The second water pump would be installed at the base of the iron butterfly’s first inversion.
However, one of the biggest hurdles during construction was the alignment of the switch tracks at the beginning and end of the maintenance shed, as seen above. This is the building that immediately follows the 180-degree turn out of the station. Inside the building, Tennessee Tornado’s trains are parked for maintenance or when the coaster isn’t operating both trains.
Most switch tracks function by stopping the train on a straight stretch of track and then sliding that section of track to the left or right, connecting it with a maintenance bay. Because Tennessee Tornado was designed to have switch tracks at both the entrance and exit of the maintenance bay, the track had to be perfectly aligned.
Tennessee Tornado reused the station of its predecessor, the Thunder Express mine train coaster, which was also a product of Arrow.
This saved the park as much as $1 million dollars that would have been spent constructing a new station.
Crews removed sections of the station’s roof to install Tennessee Tornado’s supports and track.
While Dollywood replaced the traditional friction brakes on the brake run with more modern magnetic brakes in 2008, the fiction brakes in the station, as seen above, remain to this day.
In the photo above, the coaster’s control panel waits to be installed.
The coaster’s relatively compact layout resulted in the entire construction area being dotted with concrete support footers.
While Arrow presented Dollywood with multiple layouts that fit within the park’s space and budgetary parameters, the iconic drop through the mountain was included in each.

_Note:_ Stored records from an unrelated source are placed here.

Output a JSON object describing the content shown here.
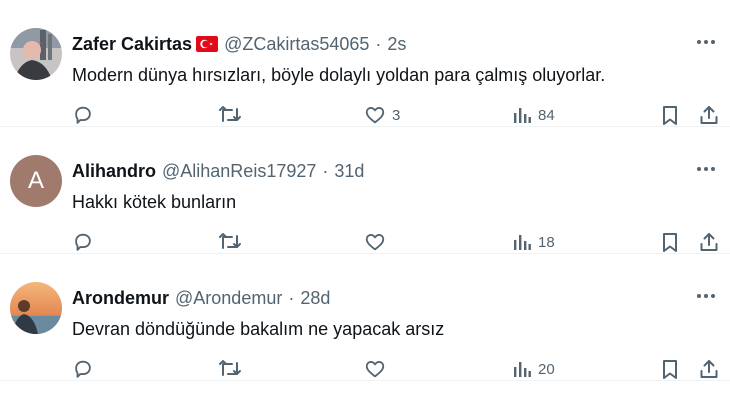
{
  "tweets": [
    {
      "name": "Zafer Cakirtas",
      "handle": "@ZCakirtas54065",
      "separator": "·",
      "time": "2s",
      "text": "Modern dünya hırsızları, böyle dolaylı yoldan para çalmış oluyorlar.",
      "avatar": "photo",
      "has_flag": true,
      "flag_icon": "turkey-flag-icon",
      "stats": {
        "replies": "",
        "retweets": "",
        "likes": "3",
        "views": "84"
      }
    },
    {
      "name": "Alihandro",
      "handle": "@AlihanReis17927",
      "separator": "·",
      "time": "31d",
      "text": "Hakkı kötek bunların",
      "avatar": "letter",
      "avatar_letter": "A",
      "avatar_color": "#a07a6c",
      "stats": {
        "replies": "",
        "retweets": "",
        "likes": "",
        "views": "18"
      }
    },
    {
      "name": "Arondemur",
      "handle": "@Arondemur",
      "separator": "·",
      "time": "28d",
      "text": "Devran döndüğünde bakalım ne yapacak arsız",
      "avatar": "photo",
      "stats": {
        "replies": "",
        "retweets": "",
        "likes": "",
        "views": "20"
      }
    }
  ],
  "icons": {
    "reply": "reply-icon",
    "retweet": "retweet-icon",
    "like": "heart-icon",
    "views": "views-icon",
    "bookmark": "bookmark-icon",
    "share": "share-icon",
    "more": "more-icon"
  },
  "colors": {
    "text": "#0f1419",
    "secondary": "#536471",
    "divider": "#eff3f4"
  }
}
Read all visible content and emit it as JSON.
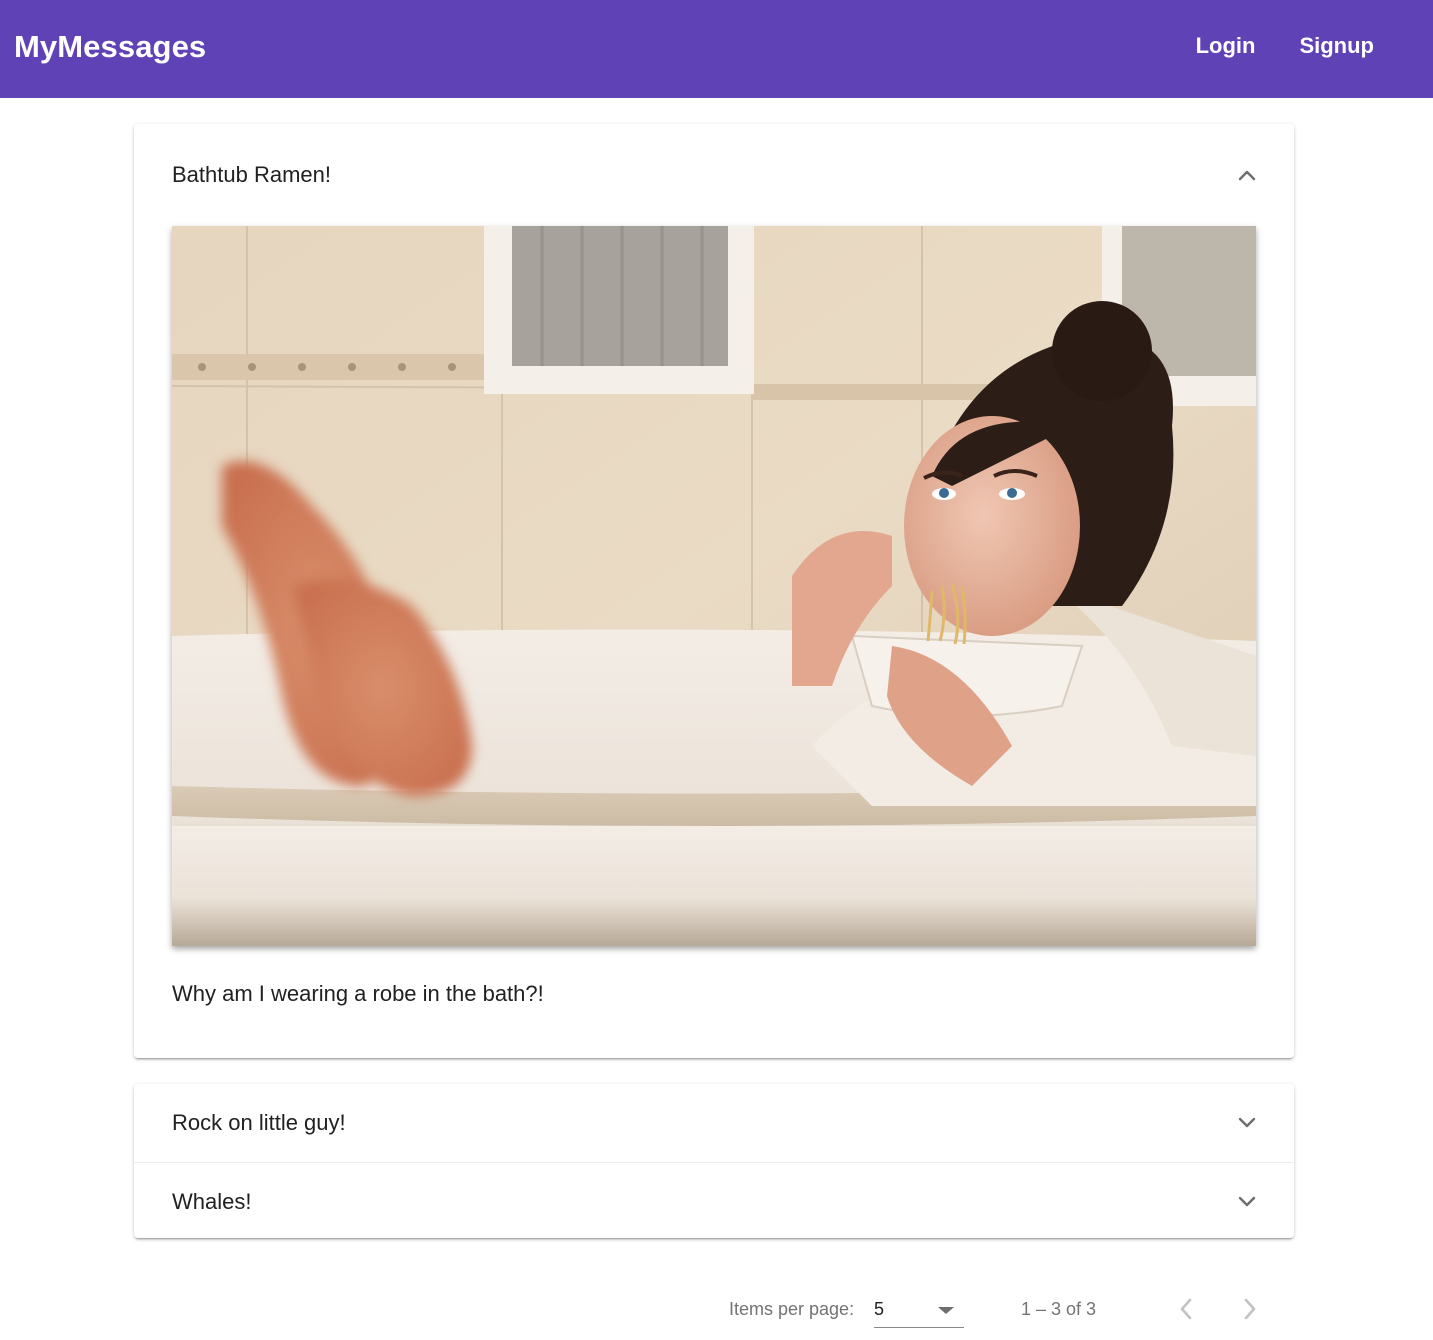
{
  "app": {
    "title": "MyMessages",
    "nav": {
      "login_label": "Login",
      "signup_label": "Signup"
    },
    "toolbar_color": "#5f42b5"
  },
  "posts": [
    {
      "title": "Bathtub Ramen!",
      "expanded": true,
      "image": "photo of a woman in a white robe in a bathtub eating noodles from a bowl, feet raised in the foreground",
      "content": "Why am I wearing a robe in the bath?!",
      "icon": "chevron-up-icon"
    },
    {
      "title": "Rock on little guy!",
      "expanded": false,
      "icon": "chevron-down-icon"
    },
    {
      "title": "Whales!",
      "expanded": false,
      "icon": "chevron-down-icon"
    }
  ],
  "paginator": {
    "items_per_page_label": "Items per page:",
    "page_size": "5",
    "range_label": "1 – 3 of 3",
    "prev_icon": "chevron-left-icon",
    "next_icon": "chevron-right-icon"
  }
}
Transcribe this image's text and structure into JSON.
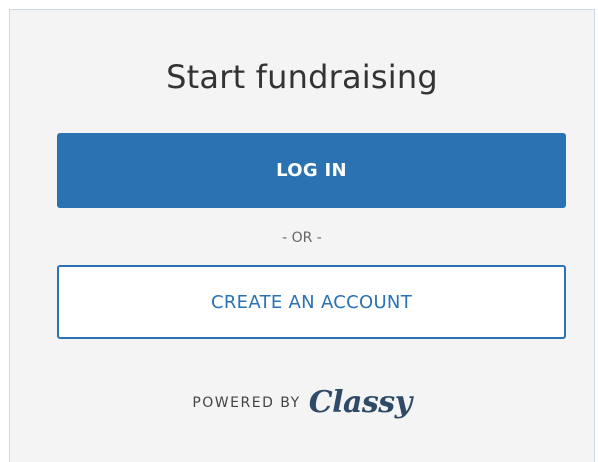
{
  "card": {
    "title": "Start fundraising",
    "login_label": "LOG IN",
    "separator": "- OR -",
    "create_label": "CREATE AN ACCOUNT"
  },
  "footer": {
    "powered_by": "POWERED BY",
    "brand": "Classy"
  },
  "colors": {
    "primary": "#2a72b2",
    "background": "#f4f4f4",
    "brand": "#2e4a66"
  }
}
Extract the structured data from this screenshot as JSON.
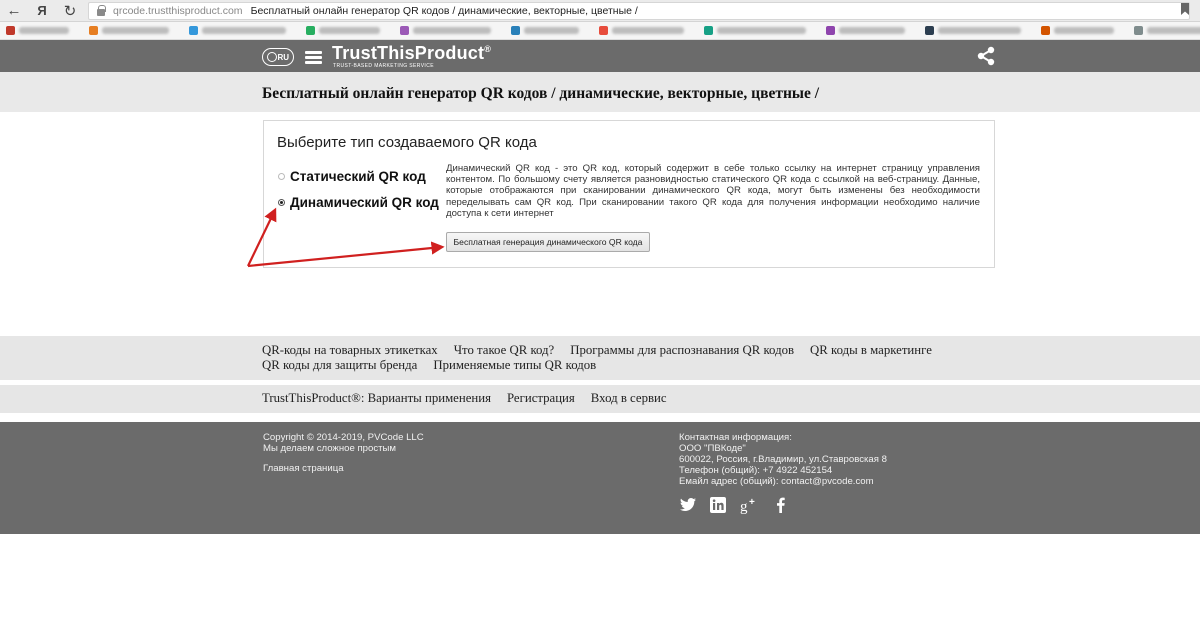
{
  "browser": {
    "back": "←",
    "yandex": "Я",
    "reload": "↻",
    "url_domain": "qrcode.trustthisproduct.com",
    "tab_title": "Бесплатный онлайн генератор QR кодов / динамические, векторные, цветные /",
    "bookmark_icon": "bookmark-icon",
    "bookmark_favicons": [
      "#c0392b",
      "#e67e22",
      "#3498db",
      "#27ae60",
      "#9b59b6",
      "#2980b9",
      "#e74c3c",
      "#16a085",
      "#8e44ad",
      "#2c3e50",
      "#d35400",
      "#7f8c8d"
    ]
  },
  "header": {
    "logo_badge": "RU",
    "logo_text": "TrustThisProduct",
    "logo_reg": "®",
    "logo_sub": "TRUST-BASED MARKETING SERVICE",
    "menu_icon": "hamburger-icon",
    "share_icon": "share-icon"
  },
  "page": {
    "title": "Бесплатный онлайн генератор QR кодов / динамические, векторные, цветные /"
  },
  "panel": {
    "title": "Выберите тип создаваемого QR кода",
    "options": [
      {
        "label": "Статический QR код",
        "checked": false
      },
      {
        "label": "Динамический QR код",
        "checked": true
      }
    ],
    "description": "Динамический QR код - это QR код, который содержит в себе только ссылку на интернет страницу управления контентом. По большому счету является разновидностью статического QR кода с ссылкой на веб-страницу. Данные, которые отображаются при сканировании динамического QR кода, могут быть изменены без необходимости переделывать сам QR код. При сканировании такого QR кода для получения информации необходимо наличие доступа к сети интернет",
    "button_label": "Бесплатная генерация динамического QR кода",
    "accent": "#d0201f"
  },
  "links": {
    "row1": [
      "QR-коды на товарных этикетках",
      "Что такое QR код?",
      "Программы для распознавания QR кодов",
      "QR коды в маркетинге"
    ],
    "row2": [
      "QR коды для защиты бренда",
      "Применяемые типы QR кодов"
    ],
    "row3": [
      "TrustThisProduct®: Варианты применения",
      "Регистрация",
      "Вход в сервис"
    ]
  },
  "footer": {
    "copyright": "Copyright © 2014-2019, PVCode LLC",
    "tagline": "Мы делаем сложное простым",
    "home": "Главная страница",
    "contact_title": "Контактная информация:",
    "company": "ООО \"ПВКоде\"",
    "address": "600022, Россия, г.Владимир, ул.Ставровская 8",
    "phone": "Телефон (общий): +7 4922 452154",
    "email": "Емайл адрес (общий): contact@pvcode.com",
    "social": [
      "twitter-icon",
      "linkedin-icon",
      "google-plus-icon",
      "facebook-icon"
    ]
  }
}
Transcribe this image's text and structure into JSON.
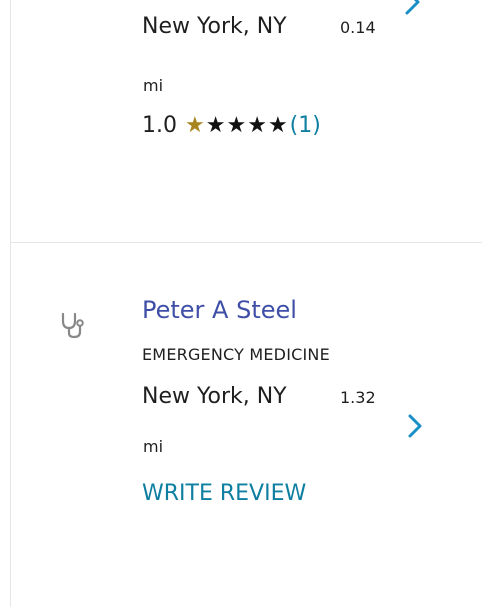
{
  "result_1": {
    "city": "New York, NY",
    "distance_value": "0.14",
    "distance_unit": "mi",
    "rating_score": "1.0",
    "rating_value": 1,
    "rating_max": 5,
    "review_count": "(1)",
    "colors": {
      "filled_star": "#a8841f",
      "empty_star": "#111111",
      "link": "#0e7fa1"
    }
  },
  "result_2": {
    "icon": "stethoscope-icon",
    "name": "Peter A Steel",
    "specialty": "EMERGENCY MEDICINE",
    "city": "New York, NY",
    "distance_value": "1.32",
    "distance_unit": "mi",
    "write_review_label": "WRITE REVIEW",
    "colors": {
      "name_link": "#3f4fa8",
      "action_link": "#0e7fa1",
      "chevron": "#1a8fc7"
    }
  }
}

As construction continued into late 1998, the imposing supports of the spiro loop began to take shape.
And soon after, so did the track.
Before long, the inversion was reaching its 110-foot pinnacle height. See the twig of a tree in front of the loop?
It’s all grown up, partially blocking the inversion from view.
This is an especially rare view of the second half of the banked turn that leads into the iron butterfly.
The iron butterfly element is comprised of a traditional vertical loop followed by a sidewinder that creates the appearance of the two wings of a butterfly (Dolly Parton’s favorite insect).
After a long off-season of construction, Tennessee Tornado made its grand debut on April 17, 1999.
Special thanks to Dollywood’s Pete Owens, vice president of marketing and public relations, and Barry Stiltner, director of rides maintenance, for sharing these Tennessee Tornado photos and the stories behind them.
Learn more about Tennessee Tornado in our “19 for ’99” feature of the coaster.
“…saved the park as much as $1 million dollars that would have been spent constructing a new station.” I think this is a cool thing to know. I know parks reused stations, but I always forget/ didn’t know the range they are saving